On Impugning Motives
I'd long resisted creating a blog myself. I finally decided to create The Polite Liberal because I was worried about the tone that political discourse in this country was sinking to. The most obvious problem is the hurled insults--it's hard to talk about policy when conservatives and liberals are simply seeing who can scream about "liberal elites" or "redneck racists" the loudest. There's a second problem, though, which is at once more subtle and more damaging.
The problem is that neither side is willing to assume that the other side is being honest about its motives. This leads liberals to screech that the war in Iraq is an excuse to grab that nation's oil, or conservatives to suggest that gun control is a prelude to seizing all guns in the country and imposing tyranny. It led a previous commenter on this site to write, in the middle of an otherwise reasonable disagreement with my last post:
"Is it possible that they are using my hard earned money to buy votes, to create a class of citizens dependent on the federal government? "
This sort of thing makes honest debate impossible. If we really want to debate policy, we have to assume that both sides are acting honestly, and are genuinely trying to create a better United States of America. We strongly disagree as to the means, but very, very few of us (on either side) are acting dishonestly. You can argue that welfare doesn't help the poor (this was in fact the thrust of the aforementioned comment), but not that liberals don't intend it to. These are all matters about which good people may in good conscience disagree.

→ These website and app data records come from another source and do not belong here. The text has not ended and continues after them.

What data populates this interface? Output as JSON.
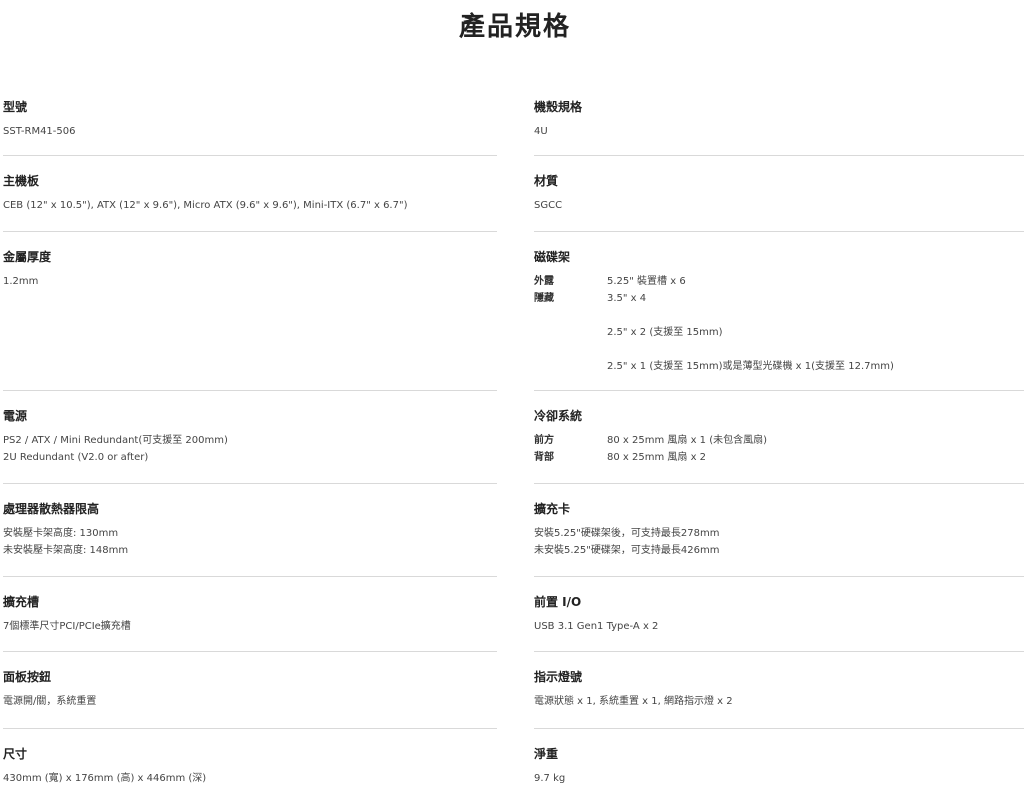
{
  "page": {
    "title": "產品規格"
  },
  "left": [
    {
      "label": "型號",
      "lines": [
        "SST-RM41-506"
      ]
    },
    {
      "label": "主機板",
      "lines": [
        "CEB (12\" x 10.5\"), ATX (12\" x 9.6\"), Micro ATX (9.6\" x 9.6\"), Mini-ITX (6.7\" x 6.7\")"
      ]
    },
    {
      "label": "金屬厚度",
      "lines": [
        "1.2mm"
      ]
    },
    {
      "label": "電源",
      "lines": [
        "PS2 / ATX / Mini Redundant(可支援至 200mm)",
        "2U Redundant (V2.0 or after)"
      ]
    },
    {
      "label": "處理器散熱器限高",
      "lines": [
        "安裝壓卡架高度: 130mm",
        "未安裝壓卡架高度: 148mm"
      ]
    },
    {
      "label": "擴充槽",
      "lines": [
        "7個標準尺寸PCI/PCIe擴充槽"
      ]
    },
    {
      "label": "面板按鈕",
      "lines": [
        "電源開/關，系統重置"
      ]
    },
    {
      "label": "尺寸",
      "lines": [
        "430mm (寬) x 176mm (高) x 446mm (深)"
      ]
    }
  ],
  "right": [
    {
      "label": "機殼規格",
      "lines": [
        "4U"
      ]
    },
    {
      "label": "材質",
      "lines": [
        "SGCC"
      ]
    },
    {
      "label": "磁碟架",
      "drive_bays": {
        "external_key": "外露",
        "external_val": "5.25\" 裝置槽 x 6",
        "internal_key": "隱藏",
        "internal_val_1": "3.5\" x 4",
        "internal_val_2": "2.5\" x 2 (支援至 15mm)",
        "internal_val_3": "2.5\" x 1 (支援至 15mm)或是薄型光碟機 x 1(支援至 12.7mm)"
      }
    },
    {
      "label": "冷卻系統",
      "cooling": {
        "front_key": "前方",
        "front_val": "80 x 25mm 風扇 x 1 (未包含風扇)",
        "rear_key": "背部",
        "rear_val": "80 x 25mm 風扇 x 2"
      }
    },
    {
      "label": "擴充卡",
      "lines": [
        "安裝5.25\"硬碟架後，可支持最長278mm",
        "未安裝5.25\"硬碟架，可支持最長426mm"
      ]
    },
    {
      "label": "前置 I/O",
      "lines": [
        "USB 3.1 Gen1 Type-A x 2"
      ]
    },
    {
      "label": "指示燈號",
      "lines": [
        "電源狀態 x 1, 系統重置 x 1, 網路指示燈 x 2"
      ]
    },
    {
      "label": "淨重",
      "lines": [
        "9.7 kg"
      ]
    }
  ]
}
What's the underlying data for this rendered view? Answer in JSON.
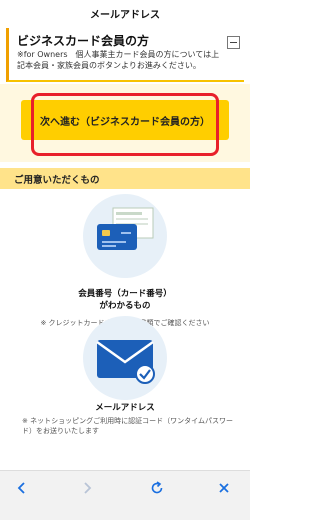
{
  "topbar": {
    "title": "メールアドレス"
  },
  "business": {
    "heading": "ビジネスカード会員の方",
    "description": "※for Owners　個人事業主カード会員の方については上記本会員・家族会員のボタンよりお進みください。",
    "collapse_icon": "minus-icon"
  },
  "next_button": {
    "label": "次へ進む（ビジネスカード会員の方）"
  },
  "prep": {
    "heading": "ご用意いただくもの",
    "items": [
      {
        "icon": "credit-card-icon",
        "title_line1": "会員番号（カード番号）",
        "title_line2": "がわかるもの",
        "note": "※ クレジットカードまたは郵送書類でご確認ください"
      },
      {
        "icon": "envelope-icon",
        "title_line1": "メールアドレス",
        "note": "※ ネットショッピングご利用時に認証コード（ワンタイムパスワード）をお送りいたします"
      }
    ]
  },
  "toolbar": {
    "icons": [
      "back-icon",
      "forward-icon",
      "reload-icon",
      "close-icon"
    ]
  },
  "colors": {
    "accent_yellow": "#ffce00",
    "section_bg": "#ffe38a",
    "highlight_red": "#e8202a",
    "icon_blue": "#1c5fb8"
  }
}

Those of us on my side are political liberals, not the fifth column of the Red Army. Those of you on the other side are political conservatives, not aspiring brownshirts or corporate shills. We are all of us Americans, here. Let's act like it.